This is a particularly frightening time of year for pets with all the bangs, flashes and strangers knocking on our doors. Our team has put together some essential information for pet owners to ensure your furry friends are kept safe. Much of the information below relates to dogs, but all our pets are likely to be affected by fireworks, they just don’t show us in such an obvious manner. Information regarding cats, rabbit and guinea-pigs can be found nearer the end.
Getting through scary noise events
If it is only a week or two until fireworks season, it is too late to desensitise your dog to fireworks for this year, therefore your first priority should be to make preparations to help your dog through the fear-inducing event. Make sure that you have constructed a refuge for your dog so that he or she can hide and feel safe while the event is happening.
Get your dog used to going to the hiding place 2-3 times each day during the run up to a firework event by taking him/her there and giving him some food or a favourite chew. This will help the dog to understand that this is a good place to go to.
Make sure your dog is kept in a safe and secure environment at all times so that he or she cannot bolt and escape if a sudden noise occurs. Keep your dog on a leash in public places and make sure that gates, fences and doors are secure.
Take your dog out to go to the toilet some time before the fireworks noises begin. Draw the curtains and keep windows shut to block sound from outside. If your dog is used to the sound of TV/radio, put this on to act as a distraction from the noises outside.
We may provide you with some medication to help your dog through times when he or she is frightened by loud noises, and you should use these in accordance with the instructions supplied.
How should you react?
As soon as the firework noises start, lead your dog to the hiding place and encourage him/her to stay there.
Don’t get cross with your dog when he or she is scared, it will cause more fear and stress. Do try to soothe or calm him/her and continue to show attention and affection when your dog has begun to relax.
It is a good idea to try to get your dog in a happy mood before the sounds start, by playing games and doing training using food rewards.

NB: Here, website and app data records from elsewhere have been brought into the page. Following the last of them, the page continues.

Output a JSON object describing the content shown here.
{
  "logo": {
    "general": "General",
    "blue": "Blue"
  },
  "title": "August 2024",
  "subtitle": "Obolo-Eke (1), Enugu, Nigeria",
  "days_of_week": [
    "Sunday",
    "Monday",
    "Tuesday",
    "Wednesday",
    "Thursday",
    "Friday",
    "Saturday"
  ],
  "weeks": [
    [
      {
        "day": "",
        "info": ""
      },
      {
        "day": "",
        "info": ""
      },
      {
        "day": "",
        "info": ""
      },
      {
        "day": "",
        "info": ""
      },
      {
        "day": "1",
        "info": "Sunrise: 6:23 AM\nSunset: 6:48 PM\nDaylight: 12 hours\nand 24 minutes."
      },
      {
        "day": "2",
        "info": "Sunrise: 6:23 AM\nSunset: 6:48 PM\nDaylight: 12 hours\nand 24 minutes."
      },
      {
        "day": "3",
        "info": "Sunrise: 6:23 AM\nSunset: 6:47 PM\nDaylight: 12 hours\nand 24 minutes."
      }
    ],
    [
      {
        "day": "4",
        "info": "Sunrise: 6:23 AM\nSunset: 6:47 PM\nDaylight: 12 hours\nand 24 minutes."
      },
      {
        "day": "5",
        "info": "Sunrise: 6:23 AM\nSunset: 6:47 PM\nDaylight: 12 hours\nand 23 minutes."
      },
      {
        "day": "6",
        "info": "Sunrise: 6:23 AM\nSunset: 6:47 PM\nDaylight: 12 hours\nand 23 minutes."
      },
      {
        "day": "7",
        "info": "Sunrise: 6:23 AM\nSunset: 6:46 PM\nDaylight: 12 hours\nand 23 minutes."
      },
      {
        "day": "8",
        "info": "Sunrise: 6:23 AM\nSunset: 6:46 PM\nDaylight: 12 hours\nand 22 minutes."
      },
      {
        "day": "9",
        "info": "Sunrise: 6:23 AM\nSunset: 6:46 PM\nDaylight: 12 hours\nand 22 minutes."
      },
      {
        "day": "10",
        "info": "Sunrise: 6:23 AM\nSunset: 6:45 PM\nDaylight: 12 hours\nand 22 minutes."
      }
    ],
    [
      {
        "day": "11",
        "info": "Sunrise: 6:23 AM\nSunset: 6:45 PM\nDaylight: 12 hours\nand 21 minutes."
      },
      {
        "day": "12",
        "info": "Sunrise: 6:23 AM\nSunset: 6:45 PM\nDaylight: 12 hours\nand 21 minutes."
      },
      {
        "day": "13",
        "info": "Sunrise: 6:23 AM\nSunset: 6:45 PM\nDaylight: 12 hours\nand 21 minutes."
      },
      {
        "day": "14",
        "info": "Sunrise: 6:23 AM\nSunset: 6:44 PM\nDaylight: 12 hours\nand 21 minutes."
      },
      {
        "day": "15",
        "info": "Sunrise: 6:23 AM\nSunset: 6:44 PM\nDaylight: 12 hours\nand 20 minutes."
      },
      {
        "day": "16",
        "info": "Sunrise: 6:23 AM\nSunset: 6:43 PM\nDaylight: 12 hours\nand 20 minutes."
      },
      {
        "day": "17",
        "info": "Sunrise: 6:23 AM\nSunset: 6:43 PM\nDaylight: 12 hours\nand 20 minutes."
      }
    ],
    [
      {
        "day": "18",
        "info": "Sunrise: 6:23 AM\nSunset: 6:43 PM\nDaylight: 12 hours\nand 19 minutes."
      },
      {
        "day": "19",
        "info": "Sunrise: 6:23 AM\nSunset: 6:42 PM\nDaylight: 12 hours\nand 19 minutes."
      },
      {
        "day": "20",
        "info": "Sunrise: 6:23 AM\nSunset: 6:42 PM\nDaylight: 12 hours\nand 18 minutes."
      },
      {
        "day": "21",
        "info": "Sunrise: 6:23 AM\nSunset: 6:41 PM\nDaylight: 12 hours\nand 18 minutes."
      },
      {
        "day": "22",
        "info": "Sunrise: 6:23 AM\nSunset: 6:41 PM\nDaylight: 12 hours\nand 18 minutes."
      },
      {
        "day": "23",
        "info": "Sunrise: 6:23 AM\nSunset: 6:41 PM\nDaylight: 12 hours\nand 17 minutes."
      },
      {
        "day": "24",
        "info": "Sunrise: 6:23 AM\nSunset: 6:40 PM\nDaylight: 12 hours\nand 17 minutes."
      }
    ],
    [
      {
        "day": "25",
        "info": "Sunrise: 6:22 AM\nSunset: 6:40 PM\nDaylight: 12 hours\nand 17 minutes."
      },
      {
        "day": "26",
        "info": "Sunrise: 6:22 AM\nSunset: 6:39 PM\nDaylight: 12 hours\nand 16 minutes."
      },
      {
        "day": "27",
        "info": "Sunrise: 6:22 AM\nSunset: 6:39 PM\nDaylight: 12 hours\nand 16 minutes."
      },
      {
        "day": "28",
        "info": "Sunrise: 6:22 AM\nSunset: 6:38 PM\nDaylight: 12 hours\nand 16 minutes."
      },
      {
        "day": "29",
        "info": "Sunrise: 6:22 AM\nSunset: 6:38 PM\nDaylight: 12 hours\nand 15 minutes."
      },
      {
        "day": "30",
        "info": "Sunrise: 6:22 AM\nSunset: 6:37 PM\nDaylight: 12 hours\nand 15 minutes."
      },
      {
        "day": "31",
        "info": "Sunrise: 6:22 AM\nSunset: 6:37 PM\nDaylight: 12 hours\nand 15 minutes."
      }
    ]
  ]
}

Stay playful when the noises start. This will stop him from falling into a state of anxious tension, but don’t expect too much.
Be a good role model for your dog. Try to appear happy and unconcerned by the noises. If your dog is only mildly fearful you could try to engage him or her in some form of active game. It can also help if you play a game with another pet in the household, because the frightened one may be tempted to join in.
What should I do to prevent future problems?
Stay out of trouble. If you know that your dog is sound-sensitive you should avoid taking your dog anywhere that there may be a level of noise that your dog cannot tolerate.
Act jolly. If you do need to go somewhere where loud noise is a possibility, then be prepared. As soon as you see any sign that your dog has heard a scary noise, act jolly and playful. You should be able to distract your dog and then reward him for focusing on you by feeding some of his favourite food treats or playing a game.
If your dog becomes afraid, try to stay as neutral as possible and take your dog out of the situation to somewhere quiet and secure, or show him to his hiding place.
Provide a hiding place. At home, your dog should always have somewhere to hide during loud noise events.
Seeking professional help
Sound phobias are serious and can interfere with your dog’s quality of life. They will not get better with time and it is important to start therapy as soon as possible. The Westport Team should be your first port of call for advice about any aspect of your dog’s health, including behaviour. We will be able to give you advice on drug therapy, if it is appropriate, and arrange referral to a pet behaviour counsellor for further advice and support.
Keep your cat indoors in the evening on fireworks night, at least until the fireworks have passed and the outside world has quietened down. Provide him/her with a litter tray during this time and a safe refuge where they can feel secure. Do not try to cuddle or hold your cat – they prefer to deal with anxiety in their own way. Close all curtains and doors and lock the cat flap if you have one whilst the fireworks are taking place.
Rabbits, guinea pigs, hamsters, gerbils, mice, ferrets and birds all need to be treated with special care when fireworks are being let off. These animals are easily frightened. The following precautions should be taken to minimise stress when fireworks are being released. Hutches/cages and enclosures should, if possible, be brought into a quiet room indoors, or into a garage or shed. Give your pet extra bedding to burrow into so it feels safe.
If you cannot bring your pet’s hutch inside, you should turn its enclosure around so that it faces a wall or fence instead of the open garden. Cover any aviaries or hutches with thick blankets or a duvet to block out the sight of the fireworks and deaden the sound of the bangs, but make sure there is enough ventilation.
Some of the above information has been taken from The Dog’s Trust website. Further useful advice, particularly relating to the long-term desensitisation of your pet to fireworks can be found at www.dogstrust.org.uk/help-advice/dog-behaviour-health/sound-therapy/
Further good advice for dealing with fireworks season in all our common domestic species can be found at